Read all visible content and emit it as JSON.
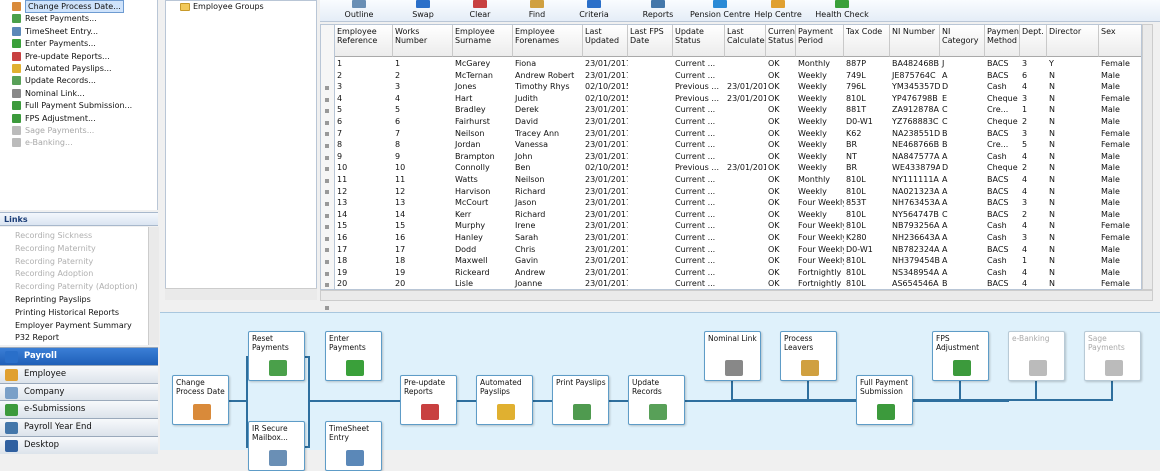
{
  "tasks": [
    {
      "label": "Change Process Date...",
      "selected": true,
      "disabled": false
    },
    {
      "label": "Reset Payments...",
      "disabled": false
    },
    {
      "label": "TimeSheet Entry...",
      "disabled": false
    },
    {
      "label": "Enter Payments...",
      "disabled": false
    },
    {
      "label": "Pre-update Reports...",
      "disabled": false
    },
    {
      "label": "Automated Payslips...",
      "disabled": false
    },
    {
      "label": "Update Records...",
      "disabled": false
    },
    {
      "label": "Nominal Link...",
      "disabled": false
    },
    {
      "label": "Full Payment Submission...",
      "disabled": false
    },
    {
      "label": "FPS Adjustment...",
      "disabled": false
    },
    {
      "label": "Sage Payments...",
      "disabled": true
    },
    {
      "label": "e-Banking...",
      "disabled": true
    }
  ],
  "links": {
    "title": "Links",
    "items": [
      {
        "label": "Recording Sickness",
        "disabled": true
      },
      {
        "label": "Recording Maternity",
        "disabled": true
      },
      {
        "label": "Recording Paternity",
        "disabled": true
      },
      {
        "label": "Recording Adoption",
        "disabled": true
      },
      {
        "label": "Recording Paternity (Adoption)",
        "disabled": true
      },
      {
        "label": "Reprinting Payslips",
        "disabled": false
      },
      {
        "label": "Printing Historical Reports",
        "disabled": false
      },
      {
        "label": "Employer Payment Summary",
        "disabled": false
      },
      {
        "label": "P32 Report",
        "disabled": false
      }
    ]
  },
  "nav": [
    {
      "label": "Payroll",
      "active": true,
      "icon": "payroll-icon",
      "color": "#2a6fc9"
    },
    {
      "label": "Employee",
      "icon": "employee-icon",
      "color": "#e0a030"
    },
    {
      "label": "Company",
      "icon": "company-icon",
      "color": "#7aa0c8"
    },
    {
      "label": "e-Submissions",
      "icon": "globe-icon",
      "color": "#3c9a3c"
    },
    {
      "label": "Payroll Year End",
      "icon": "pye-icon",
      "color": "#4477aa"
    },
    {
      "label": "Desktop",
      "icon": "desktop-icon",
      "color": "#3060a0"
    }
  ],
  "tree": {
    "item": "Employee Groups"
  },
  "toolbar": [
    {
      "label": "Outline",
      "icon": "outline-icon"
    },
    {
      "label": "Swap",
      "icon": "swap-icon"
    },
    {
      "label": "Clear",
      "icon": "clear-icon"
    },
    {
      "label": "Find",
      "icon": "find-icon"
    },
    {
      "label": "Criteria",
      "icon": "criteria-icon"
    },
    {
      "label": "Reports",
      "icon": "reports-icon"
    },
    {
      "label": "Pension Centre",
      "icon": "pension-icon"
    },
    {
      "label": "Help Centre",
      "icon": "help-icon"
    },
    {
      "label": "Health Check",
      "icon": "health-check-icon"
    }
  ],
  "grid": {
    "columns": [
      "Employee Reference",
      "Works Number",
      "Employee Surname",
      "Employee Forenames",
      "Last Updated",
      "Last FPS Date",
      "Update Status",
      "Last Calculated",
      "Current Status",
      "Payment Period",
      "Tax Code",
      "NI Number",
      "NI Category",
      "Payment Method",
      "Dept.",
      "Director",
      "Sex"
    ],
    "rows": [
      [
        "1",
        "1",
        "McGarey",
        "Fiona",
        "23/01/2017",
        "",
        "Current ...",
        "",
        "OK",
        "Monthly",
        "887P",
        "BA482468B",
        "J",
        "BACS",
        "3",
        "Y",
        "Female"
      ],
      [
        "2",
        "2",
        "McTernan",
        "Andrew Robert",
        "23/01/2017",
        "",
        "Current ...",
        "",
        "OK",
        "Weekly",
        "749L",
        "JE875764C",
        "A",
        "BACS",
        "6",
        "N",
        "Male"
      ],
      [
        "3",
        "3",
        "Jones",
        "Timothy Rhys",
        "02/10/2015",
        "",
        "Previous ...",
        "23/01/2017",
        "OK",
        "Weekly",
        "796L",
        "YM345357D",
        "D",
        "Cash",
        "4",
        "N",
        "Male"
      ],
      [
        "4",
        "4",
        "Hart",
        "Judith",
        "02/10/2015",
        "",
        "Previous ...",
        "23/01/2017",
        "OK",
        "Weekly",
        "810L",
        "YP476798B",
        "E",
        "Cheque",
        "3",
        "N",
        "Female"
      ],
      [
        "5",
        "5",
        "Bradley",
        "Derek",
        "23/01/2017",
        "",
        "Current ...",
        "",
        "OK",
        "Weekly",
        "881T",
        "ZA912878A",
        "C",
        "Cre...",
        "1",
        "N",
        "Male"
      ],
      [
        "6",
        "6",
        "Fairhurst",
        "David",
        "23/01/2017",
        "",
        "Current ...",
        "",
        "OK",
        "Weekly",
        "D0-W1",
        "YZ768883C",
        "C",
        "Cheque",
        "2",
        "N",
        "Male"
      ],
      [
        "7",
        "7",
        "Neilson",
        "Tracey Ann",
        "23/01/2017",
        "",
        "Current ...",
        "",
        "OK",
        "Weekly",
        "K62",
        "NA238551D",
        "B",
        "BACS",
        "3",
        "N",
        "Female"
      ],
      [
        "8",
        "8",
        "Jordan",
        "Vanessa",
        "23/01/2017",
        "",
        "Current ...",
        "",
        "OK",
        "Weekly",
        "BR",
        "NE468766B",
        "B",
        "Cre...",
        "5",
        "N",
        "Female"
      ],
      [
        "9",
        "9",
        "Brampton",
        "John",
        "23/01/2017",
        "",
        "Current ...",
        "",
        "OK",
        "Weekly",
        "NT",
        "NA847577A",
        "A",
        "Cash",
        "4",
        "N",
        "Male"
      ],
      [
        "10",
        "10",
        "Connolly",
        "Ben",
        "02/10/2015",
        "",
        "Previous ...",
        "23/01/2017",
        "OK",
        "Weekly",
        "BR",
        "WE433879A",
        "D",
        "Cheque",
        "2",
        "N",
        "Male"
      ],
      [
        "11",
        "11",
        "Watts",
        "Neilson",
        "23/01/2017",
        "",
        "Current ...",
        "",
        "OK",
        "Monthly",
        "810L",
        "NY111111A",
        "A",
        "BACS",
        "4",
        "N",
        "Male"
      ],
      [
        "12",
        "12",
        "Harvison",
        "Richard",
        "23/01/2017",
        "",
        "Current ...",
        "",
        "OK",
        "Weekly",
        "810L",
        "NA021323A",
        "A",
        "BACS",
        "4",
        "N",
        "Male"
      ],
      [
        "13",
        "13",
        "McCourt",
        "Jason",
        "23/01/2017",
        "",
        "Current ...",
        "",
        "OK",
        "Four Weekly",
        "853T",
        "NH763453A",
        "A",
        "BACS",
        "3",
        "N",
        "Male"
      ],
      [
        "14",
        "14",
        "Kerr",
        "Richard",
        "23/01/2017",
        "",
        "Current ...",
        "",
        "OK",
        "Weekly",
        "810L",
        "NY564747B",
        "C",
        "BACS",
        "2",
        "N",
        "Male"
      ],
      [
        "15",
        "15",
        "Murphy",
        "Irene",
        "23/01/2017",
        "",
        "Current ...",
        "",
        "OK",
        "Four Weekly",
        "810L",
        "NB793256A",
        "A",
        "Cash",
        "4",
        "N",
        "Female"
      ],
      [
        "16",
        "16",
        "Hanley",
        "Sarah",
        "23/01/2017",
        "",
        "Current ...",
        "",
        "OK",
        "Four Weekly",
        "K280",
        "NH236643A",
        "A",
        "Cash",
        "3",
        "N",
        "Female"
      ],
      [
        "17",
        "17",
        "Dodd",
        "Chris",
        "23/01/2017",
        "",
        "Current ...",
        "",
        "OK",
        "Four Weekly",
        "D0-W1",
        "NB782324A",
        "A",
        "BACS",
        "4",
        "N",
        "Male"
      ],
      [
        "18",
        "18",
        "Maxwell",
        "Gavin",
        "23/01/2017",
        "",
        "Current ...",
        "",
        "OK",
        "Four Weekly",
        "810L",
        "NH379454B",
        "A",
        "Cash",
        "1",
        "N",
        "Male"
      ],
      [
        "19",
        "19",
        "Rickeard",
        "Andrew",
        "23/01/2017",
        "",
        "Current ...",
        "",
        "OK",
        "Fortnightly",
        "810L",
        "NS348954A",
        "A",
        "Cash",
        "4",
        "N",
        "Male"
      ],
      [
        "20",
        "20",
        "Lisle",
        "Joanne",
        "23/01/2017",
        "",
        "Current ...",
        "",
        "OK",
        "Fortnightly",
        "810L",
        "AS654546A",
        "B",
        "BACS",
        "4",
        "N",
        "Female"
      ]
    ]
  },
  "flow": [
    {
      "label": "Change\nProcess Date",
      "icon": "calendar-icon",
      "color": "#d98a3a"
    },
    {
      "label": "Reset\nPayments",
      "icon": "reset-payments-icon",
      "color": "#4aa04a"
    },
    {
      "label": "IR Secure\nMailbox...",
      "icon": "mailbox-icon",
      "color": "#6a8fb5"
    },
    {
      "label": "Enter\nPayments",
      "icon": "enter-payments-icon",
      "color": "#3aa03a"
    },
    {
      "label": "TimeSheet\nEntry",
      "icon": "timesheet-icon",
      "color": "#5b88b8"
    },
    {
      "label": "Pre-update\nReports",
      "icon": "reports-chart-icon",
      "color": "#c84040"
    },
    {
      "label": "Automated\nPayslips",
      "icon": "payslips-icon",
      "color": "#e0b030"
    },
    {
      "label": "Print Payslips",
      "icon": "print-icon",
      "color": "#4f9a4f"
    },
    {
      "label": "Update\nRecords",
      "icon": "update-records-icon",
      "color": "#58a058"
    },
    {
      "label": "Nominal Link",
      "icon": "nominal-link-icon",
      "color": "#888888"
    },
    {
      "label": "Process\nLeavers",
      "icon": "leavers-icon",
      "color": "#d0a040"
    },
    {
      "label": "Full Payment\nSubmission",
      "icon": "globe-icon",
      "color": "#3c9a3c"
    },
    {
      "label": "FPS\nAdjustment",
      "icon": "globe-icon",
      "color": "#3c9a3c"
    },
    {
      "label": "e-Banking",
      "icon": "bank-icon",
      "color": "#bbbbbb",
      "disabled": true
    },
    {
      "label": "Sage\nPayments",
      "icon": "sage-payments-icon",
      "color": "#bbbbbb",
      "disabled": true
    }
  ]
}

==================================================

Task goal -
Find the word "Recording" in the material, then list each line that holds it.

Task solution -
        "label": "Recording Sickness",
        "label": "Recording Maternity",
        "label": "Recording Paternity",
        "label": "Recording Adoption",
        "label": "Recording Paternity (Adoption)",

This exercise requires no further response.